As they move through their day, a busy family changes skin, fur, and feathers.
Buzzing and tumbling out of bed, they are a family of bumblebees, the boy in the bottom bunk sporting delicate wings, while his sister in the top is almost wholly bee—pajama top and bottom are visible, but just barely, beneath a fuzzy bee body, and she has antennae and wings. By the turn of the page, the siblings have morphed into moose, the brother’s antlers helping his sister in her climb to reach the sugary cereal. Some of Freudig’s metaphors work better than others, and similarly, some of Barry’s detailed, realistic illustrations include more animal parts, other less: “When our socks sag and our pants are wrinkled, we’re a family of TURTLES,” shows the two sleepy, sluggish children getting dressed, the girl upside down in her turtle shell, but when they eat spicy food and cool the fire with water, they (inexplicably) sport the heads of foxes. Other transformations include puffins, squirrels, ducks, ants, sea gulls, seals, field mice, fireflies, skunks, raccoons, and bears. The mother, father, and grandmother sometimes get into the act, as well, the grandmother delighted to join in the puddle-stomping of her duck grandchildren, all three with white wings and orange webbed feet. Dad’s white with curly red hair, while mom looks East Asian.

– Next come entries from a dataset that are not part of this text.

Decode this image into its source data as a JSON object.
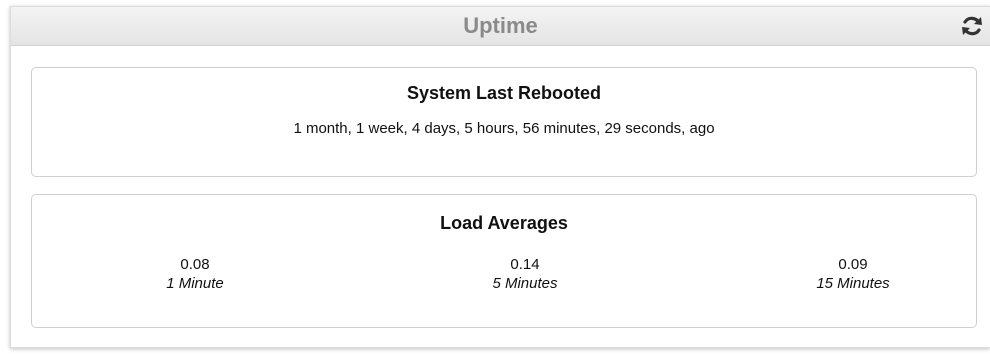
{
  "widget": {
    "title": "Uptime",
    "refresh_icon": "refresh-icon"
  },
  "reboot": {
    "heading": "System Last Rebooted",
    "value": "1 month, 1 week, 4 days, 5 hours, 56 minutes, 29 seconds, ago"
  },
  "load": {
    "heading": "Load Averages",
    "items": [
      {
        "value": "0.08",
        "label": "1 Minute"
      },
      {
        "value": "0.14",
        "label": "5 Minutes"
      },
      {
        "value": "0.09",
        "label": "15 Minutes"
      }
    ]
  },
  "colors": {
    "title_text": "#8a8a8a",
    "header_bg": "#e8e8e8",
    "panel_border": "#cfcfcf",
    "body_text": "#111111"
  }
}
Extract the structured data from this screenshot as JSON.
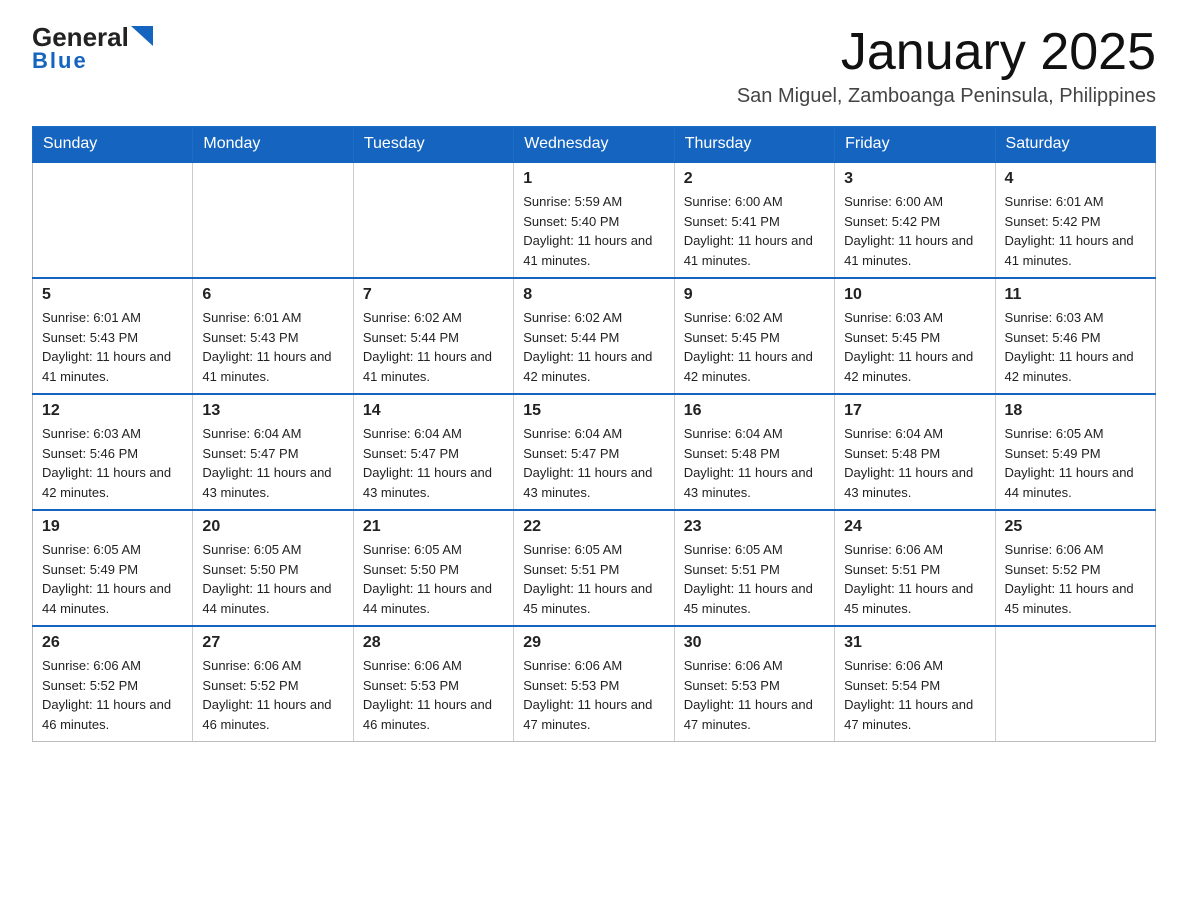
{
  "header": {
    "logo_general": "General",
    "logo_blue": "Blue",
    "month_title": "January 2025",
    "subtitle": "San Miguel, Zamboanga Peninsula, Philippines"
  },
  "days_of_week": [
    "Sunday",
    "Monday",
    "Tuesday",
    "Wednesday",
    "Thursday",
    "Friday",
    "Saturday"
  ],
  "weeks": [
    [
      {
        "day": "",
        "info": ""
      },
      {
        "day": "",
        "info": ""
      },
      {
        "day": "",
        "info": ""
      },
      {
        "day": "1",
        "info": "Sunrise: 5:59 AM\nSunset: 5:40 PM\nDaylight: 11 hours and 41 minutes."
      },
      {
        "day": "2",
        "info": "Sunrise: 6:00 AM\nSunset: 5:41 PM\nDaylight: 11 hours and 41 minutes."
      },
      {
        "day": "3",
        "info": "Sunrise: 6:00 AM\nSunset: 5:42 PM\nDaylight: 11 hours and 41 minutes."
      },
      {
        "day": "4",
        "info": "Sunrise: 6:01 AM\nSunset: 5:42 PM\nDaylight: 11 hours and 41 minutes."
      }
    ],
    [
      {
        "day": "5",
        "info": "Sunrise: 6:01 AM\nSunset: 5:43 PM\nDaylight: 11 hours and 41 minutes."
      },
      {
        "day": "6",
        "info": "Sunrise: 6:01 AM\nSunset: 5:43 PM\nDaylight: 11 hours and 41 minutes."
      },
      {
        "day": "7",
        "info": "Sunrise: 6:02 AM\nSunset: 5:44 PM\nDaylight: 11 hours and 41 minutes."
      },
      {
        "day": "8",
        "info": "Sunrise: 6:02 AM\nSunset: 5:44 PM\nDaylight: 11 hours and 42 minutes."
      },
      {
        "day": "9",
        "info": "Sunrise: 6:02 AM\nSunset: 5:45 PM\nDaylight: 11 hours and 42 minutes."
      },
      {
        "day": "10",
        "info": "Sunrise: 6:03 AM\nSunset: 5:45 PM\nDaylight: 11 hours and 42 minutes."
      },
      {
        "day": "11",
        "info": "Sunrise: 6:03 AM\nSunset: 5:46 PM\nDaylight: 11 hours and 42 minutes."
      }
    ],
    [
      {
        "day": "12",
        "info": "Sunrise: 6:03 AM\nSunset: 5:46 PM\nDaylight: 11 hours and 42 minutes."
      },
      {
        "day": "13",
        "info": "Sunrise: 6:04 AM\nSunset: 5:47 PM\nDaylight: 11 hours and 43 minutes."
      },
      {
        "day": "14",
        "info": "Sunrise: 6:04 AM\nSunset: 5:47 PM\nDaylight: 11 hours and 43 minutes."
      },
      {
        "day": "15",
        "info": "Sunrise: 6:04 AM\nSunset: 5:47 PM\nDaylight: 11 hours and 43 minutes."
      },
      {
        "day": "16",
        "info": "Sunrise: 6:04 AM\nSunset: 5:48 PM\nDaylight: 11 hours and 43 minutes."
      },
      {
        "day": "17",
        "info": "Sunrise: 6:04 AM\nSunset: 5:48 PM\nDaylight: 11 hours and 43 minutes."
      },
      {
        "day": "18",
        "info": "Sunrise: 6:05 AM\nSunset: 5:49 PM\nDaylight: 11 hours and 44 minutes."
      }
    ],
    [
      {
        "day": "19",
        "info": "Sunrise: 6:05 AM\nSunset: 5:49 PM\nDaylight: 11 hours and 44 minutes."
      },
      {
        "day": "20",
        "info": "Sunrise: 6:05 AM\nSunset: 5:50 PM\nDaylight: 11 hours and 44 minutes."
      },
      {
        "day": "21",
        "info": "Sunrise: 6:05 AM\nSunset: 5:50 PM\nDaylight: 11 hours and 44 minutes."
      },
      {
        "day": "22",
        "info": "Sunrise: 6:05 AM\nSunset: 5:51 PM\nDaylight: 11 hours and 45 minutes."
      },
      {
        "day": "23",
        "info": "Sunrise: 6:05 AM\nSunset: 5:51 PM\nDaylight: 11 hours and 45 minutes."
      },
      {
        "day": "24",
        "info": "Sunrise: 6:06 AM\nSunset: 5:51 PM\nDaylight: 11 hours and 45 minutes."
      },
      {
        "day": "25",
        "info": "Sunrise: 6:06 AM\nSunset: 5:52 PM\nDaylight: 11 hours and 45 minutes."
      }
    ],
    [
      {
        "day": "26",
        "info": "Sunrise: 6:06 AM\nSunset: 5:52 PM\nDaylight: 11 hours and 46 minutes."
      },
      {
        "day": "27",
        "info": "Sunrise: 6:06 AM\nSunset: 5:52 PM\nDaylight: 11 hours and 46 minutes."
      },
      {
        "day": "28",
        "info": "Sunrise: 6:06 AM\nSunset: 5:53 PM\nDaylight: 11 hours and 46 minutes."
      },
      {
        "day": "29",
        "info": "Sunrise: 6:06 AM\nSunset: 5:53 PM\nDaylight: 11 hours and 47 minutes."
      },
      {
        "day": "30",
        "info": "Sunrise: 6:06 AM\nSunset: 5:53 PM\nDaylight: 11 hours and 47 minutes."
      },
      {
        "day": "31",
        "info": "Sunrise: 6:06 AM\nSunset: 5:54 PM\nDaylight: 11 hours and 47 minutes."
      },
      {
        "day": "",
        "info": ""
      }
    ]
  ]
}
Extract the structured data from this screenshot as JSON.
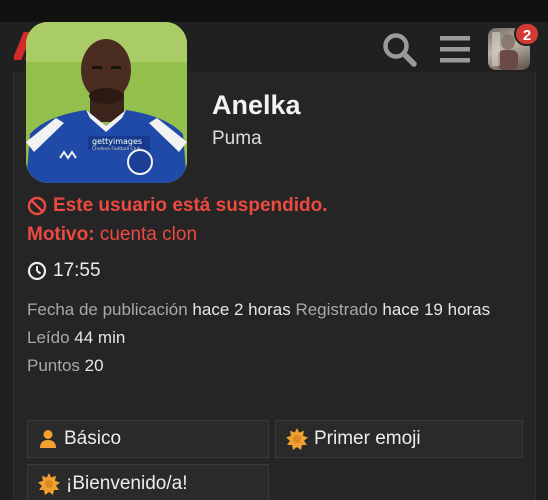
{
  "header": {
    "notification_count": "2"
  },
  "user": {
    "name": "Anelka",
    "title": "Puma",
    "photo_caption": "gettyimages",
    "photo_sub": "Chelsea Football Club"
  },
  "suspension": {
    "message": "Este usuario está suspendido.",
    "reason_label": "Motivo:",
    "reason_value": "cuenta clon"
  },
  "local_time": "17:55",
  "stats": {
    "posted_label": "Fecha de publicación",
    "posted_value": "hace 2 horas",
    "registered_label": "Registrado",
    "registered_value": "hace 19 horas",
    "read_label": "Leído",
    "read_value": "44 min",
    "points_label": "Puntos",
    "points_value": "20"
  },
  "badges": [
    {
      "label": "Básico",
      "icon": "user-icon"
    },
    {
      "label": "Primer emoji",
      "icon": "badge-burst-icon"
    },
    {
      "label": "¡Bienvenido/a!",
      "icon": "badge-burst-icon"
    }
  ],
  "colors": {
    "danger": "#ec4a41",
    "badge_icon": "#f0a030",
    "background": "#202020"
  }
}
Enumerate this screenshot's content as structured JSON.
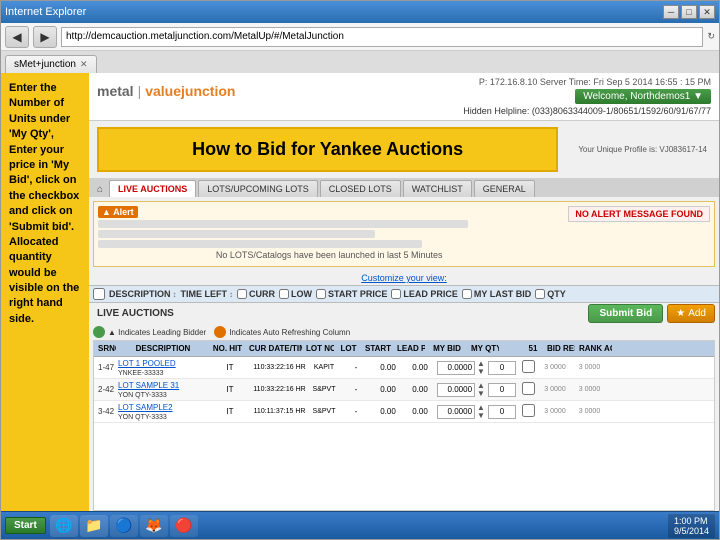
{
  "browser": {
    "address": "http://demcauction.metaljunction.com/MetalUp/#/MetalJunction",
    "tab_label": "sMet+junction",
    "title_bar": "Internet Explorer",
    "buttons": {
      "minimize": "─",
      "maximize": "□",
      "close": "✕"
    },
    "nav": {
      "back": "◀",
      "forward": "▶"
    }
  },
  "header": {
    "logo_metal": "metal",
    "logo_pipe": "|",
    "logo_value": "valuejunction",
    "ip_info": "P: 172.16.8.10 Server Time: Fri Sep 5 2014 16:55 : 15 PM",
    "welcome": "Welcome, Northdemos1 ▼",
    "helpline": "Hidden Helpline: (033)8063344009-1/80651/1592/60/91/67/77",
    "user_info": "Your Unique Profile is: VJ083617-14"
  },
  "title_banner": "How to Bid for Yankee Auctions",
  "left_sidebar": {
    "text": "Enter the Number of Units under 'My Qty', Enter your price in 'My Bid', click on the checkbox and click on 'Submit bid'. Allocated quantity would be visible on the right hand side."
  },
  "nav_tabs": {
    "home_icon": "⌂",
    "items": [
      {
        "label": "LIVE AUCTIONS",
        "active": true
      },
      {
        "label": "LOTS/UPCOMING LOTS",
        "active": false
      },
      {
        "label": "CLOSED LOTS",
        "active": false
      },
      {
        "label": "WATCHLIST",
        "active": false
      },
      {
        "label": "GENERAL",
        "active": false
      }
    ]
  },
  "alert_section": {
    "badge": "▲ Alert",
    "no_message": "NO ALERT MESSAGE FOUND",
    "no_lots_msg": "No LOTS/Catalogs have been launched in last 5 Minutes",
    "customize": "Customize your view:"
  },
  "column_headers": [
    {
      "label": "DESCRIPTION",
      "id": "col-desc"
    },
    {
      "label": "TIME LEFT",
      "id": "col-time"
    },
    {
      "label": "CURR",
      "id": "col-curr"
    },
    {
      "label": "LOW",
      "id": "col-low"
    },
    {
      "label": "START PRICE",
      "id": "col-start"
    },
    {
      "label": "LEAD PRICE",
      "id": "col-lead"
    },
    {
      "label": "MY LAST BID",
      "id": "col-mybid"
    },
    {
      "label": "QTY",
      "id": "col-qty"
    }
  ],
  "section_live": "LIVE AUCTIONS",
  "legend": {
    "green_label": "▲ Indicates Leading Bidder",
    "blue_label": "Indicates Auto Refreshing Column"
  },
  "buttons": {
    "submit_bid": "Submit Bid",
    "add": "Add",
    "add_icon": "★"
  },
  "table_headers": [
    "SRNO.",
    "DESCRIPTION",
    "NO. HIT",
    "CUR DATE/TIME",
    "LOT NO.",
    "LOT",
    "START PRICE",
    "LEAD PRICE",
    "MY BID",
    "MY QTY",
    "",
    "51",
    "BID RESULT",
    "RANK",
    "ACTIVE/INACTIVE"
  ],
  "auction_rows": [
    {
      "num": "1-47",
      "desc": "LOT 1 POOLED",
      "lot_desc": "YNKEE-33333",
      "time": "110:33:22:16 HR",
      "curr": "KAPIT",
      "low": "-",
      "start": "0.00",
      "lead": "0.00",
      "my_bid": "0.0000",
      "my_qty": "0",
      "result": "3 0000"
    },
    {
      "num": "2-42",
      "desc": "LOT SAMPLE 31",
      "lot_desc": "YON QTY-3333",
      "time": "110:33:22:16 HR",
      "curr": "S&PVT",
      "low": "-",
      "start": "0.00",
      "lead": "0.00",
      "my_bid": "0.0000",
      "my_qty": "0",
      "result": "3 0000"
    },
    {
      "num": "3-42",
      "desc": "LOT SAMPLE2",
      "lot_desc": "YON QTY-3333",
      "time": "110:11:37:15 HR",
      "curr": "S&PVT",
      "low": "-",
      "start": "0.00",
      "lead": "0.00",
      "my_bid": "0.0000",
      "my_qty": "0",
      "result": "3 0000"
    }
  ],
  "taskbar": {
    "start": "Start",
    "time": "1:00 PM",
    "date": "9/5/2014",
    "apps": [
      "🌐",
      "📁",
      "🔵",
      "🧡",
      "🔴"
    ]
  }
}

Good both for classroom explorations of metaphors and for inspiring imaginative play. (Picture book. 3-7)